(Recorded data)
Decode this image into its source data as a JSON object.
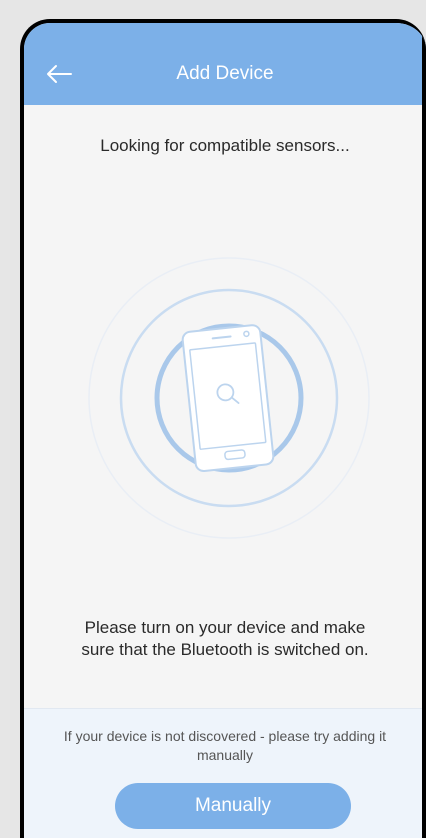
{
  "header": {
    "title": "Add Device",
    "back_icon": "arrow-left-icon"
  },
  "main": {
    "status_text": "Looking for compatible sensors...",
    "illustration_icon": "phone-search-icon",
    "instruction_text": "Please turn on your device and make sure that the Bluetooth is switched on."
  },
  "footer": {
    "hint_text": "If your device is not discovered - please try adding it manually",
    "manual_button_label": "Manually"
  },
  "colors": {
    "accent": "#7cb0e8",
    "background": "#f5f5f5",
    "footer_background": "#eef4fb"
  }
}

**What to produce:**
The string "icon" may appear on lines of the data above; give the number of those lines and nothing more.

**Problem solution:**
2